Archives for patient-management
Summer is coming to a close and the farm fields will be getting more active again. We’ve kept this post fairly short with some patient management thoughts, but have included several links below that touch on: haybines, augers, combines, anhydrous ammonia tanks, corn headers, grain bin rescue, and rope systems.
This post in addition to the linked posts will give you several topics to discuss and prepare for with your crew.
Some things to think about before the call from FF / Life Flight RN Si Judy:
- Know the resources available to you
- Based on the type of call, as you suit up and head out, consider what further resources you may need, such as helicopter transport, field amputation teams, etc…
- Size up and control your scene
- Don’t allow yourself or the victims friends/ family member to become injured working without power shut off or with unfamiliar equipment
- Plan your patient management ASAP
- Think about how we can control significant bleeding, and injured extremities before extrication. Some injuries can tamponade themselves and will bleeding increase or begin once the injured patient has been extricated?
Protect the patient
- Don’t forget that if it is needed for us to wear turnout gear to protect ourselves from heat or debris, the patient will also be exposed to this.
- Explain your steps to the patient
- This will hopefully allow the anxiety of the patient to decrease allowing the patient to not fight against our extrication attempts or cause more damage to themself by trying to extricate themselves.
Pass it on!
We spent a morning with Packexe Smash CEO Andrew Orchard at a scrap yard in Michigan to demo a glass management product. Mr. Orchard is not a firefighter, but seems to get what we do. He put his money where his mouth is by flying in from the UK to show us what his product is all about and to make sure we understood the application. He even left us a bunch of Smash to use at upcoming classes and new terminology unrelated to the fire service. We’ll explain the later over a beer after training. Smitty from Boron Extrication set us up with a bunch of cars to test the product and get some tool time in.

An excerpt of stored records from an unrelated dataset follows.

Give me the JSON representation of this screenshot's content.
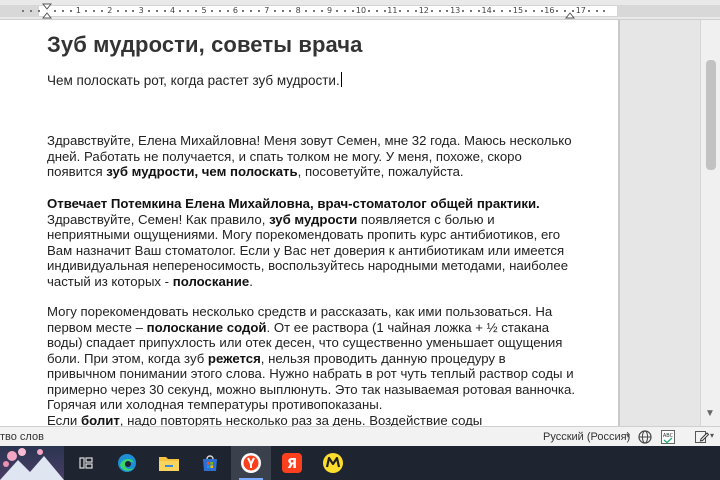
{
  "ruler": {
    "numbers": [
      "1",
      "2",
      "3",
      "4",
      "5",
      "6",
      "7",
      "8",
      "9",
      "10",
      "11",
      "12",
      "13",
      "14",
      "15",
      "16",
      "17"
    ]
  },
  "document": {
    "title": "Зуб мудрости, советы врача",
    "subtitle": "Чем полоскать рот, когда растет зуб мудрости.",
    "para1": [
      {
        "t": "Здравствуйте,  Елена Михайловна! Меня зовут Семен, мне 32 года. Маюсь несколько дней. Работать не получается, и спать толком не могу. У меня, похоже, скоро появится ",
        "b": false
      },
      {
        "t": "зуб мудрости, чем полоскать",
        "b": true
      },
      {
        "t": ", посоветуйте, пожалуйста.",
        "b": false
      }
    ],
    "para2": [
      {
        "t": "Отвечает Потемкина Елена Михайловна, врач-стоматолог общей практики.",
        "b": true,
        "br": true
      },
      {
        "t": "Здравствуйте, Семен! Как  правило, ",
        "b": false
      },
      {
        "t": "зуб мудрости",
        "b": true
      },
      {
        "t": " появляется с болью и неприятными ощущениями. Могу порекомендовать пропить курс антибиотиков, его Вам назначит Ваш  стоматолог. Если у Вас нет доверия  к антибиотикам или имеется индивидуальная непереносимость, воспользуйтесь народными методами, наиболее частый из которых - ",
        "b": false
      },
      {
        "t": "полоскание",
        "b": true
      },
      {
        "t": ".",
        "b": false
      }
    ],
    "para3": [
      {
        "t": "Могу порекомендовать несколько средств и рассказать, как ими пользоваться.  На первом месте – ",
        "b": false
      },
      {
        "t": "полоскание содой",
        "b": true
      },
      {
        "t": ". От ее раствора (1 чайная ложка + ½ стакана воды) спадает припухлость или отек десен, что существенно уменьшает ощущения боли. При этом, когда зуб ",
        "b": false
      },
      {
        "t": "режется",
        "b": true
      },
      {
        "t": ", нельзя проводить данную процедуру в привычном понимании этого слова. Нужно набрать в рот чуть теплый раствор соды и примерно через 30 секунд, можно выплюнуть. Это так называемая ротовая ванночка. Горячая или холодная температуры противопоказаны.",
        "b": false,
        "br": true
      },
      {
        "t": "Если ",
        "b": false
      },
      {
        "t": "болит",
        "b": true
      },
      {
        "t": ", надо повторять несколько раз за день. Воздействие соды",
        "b": false
      }
    ]
  },
  "statusbar": {
    "words": "тво слов",
    "language": "Русский (Россия)"
  },
  "taskbar": {
    "items": [
      "start-button",
      "task-view-icon",
      "edge-browser-icon",
      "file-explorer-icon",
      "microsoft-store-icon",
      "yandex-browser-icon",
      "yandex-icon",
      "yandex-market-icon"
    ]
  },
  "colors": {
    "accent": "#7aa9ff",
    "taskbar": "#1f2530",
    "yandex_red": "#fc3f1d"
  }
}
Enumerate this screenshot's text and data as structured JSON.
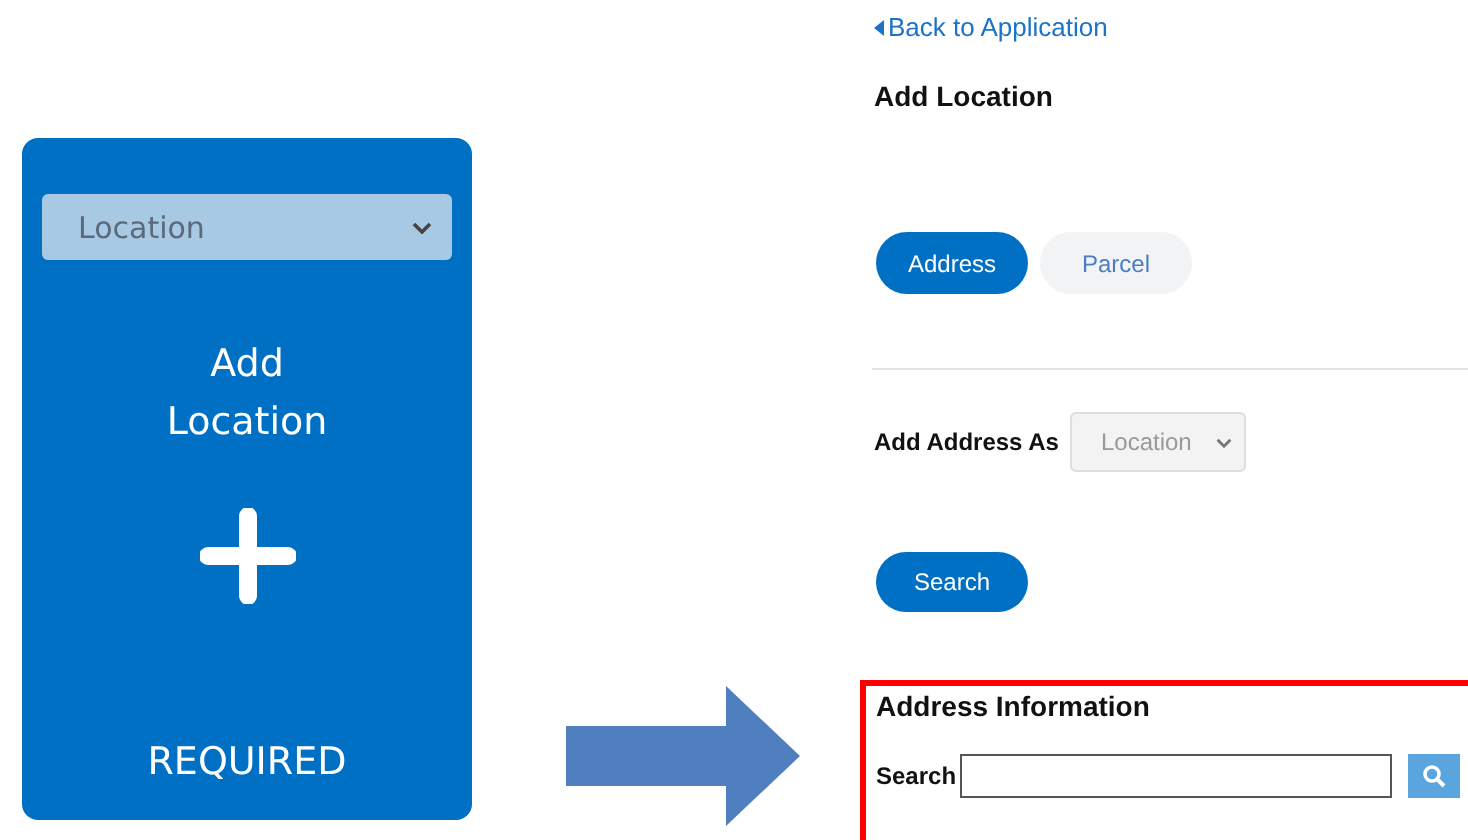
{
  "card": {
    "dropdown": "Location",
    "title_lines": [
      "Add",
      "Location"
    ],
    "status": "REQUIRED"
  },
  "panel": {
    "back_link": "Back to Application",
    "heading": "Add Location",
    "tabs": [
      {
        "label": "Address",
        "selected": true
      },
      {
        "label": "Parcel",
        "selected": false
      }
    ],
    "add_as": {
      "label": "Add Address As",
      "value": "Location"
    },
    "search_button": "Search",
    "address_information": {
      "heading": "Address Information",
      "search_label": "Search",
      "highlighted": true
    }
  }
}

To be perfectly honest, I had not thought much about glass management other than yelling “glass” or covering a victim/rescuer with a blanket before smashing a window out. After thinking about it for a little while…when glass breaks – dust and fragmented pieces fly everywhere including: down your gloves, pants, and into the area where you are working. My first thoughts were that this is another time consuming task that we don’t have time or personnel for. Using the product changed my definition of glass management. Will we use Smash on every wreck – No. Will Smash help us manage glass and protect rescuers and victims sometimes – Yes. After a little practice, the application is not time consuming at all and the value seems worth a few seconds.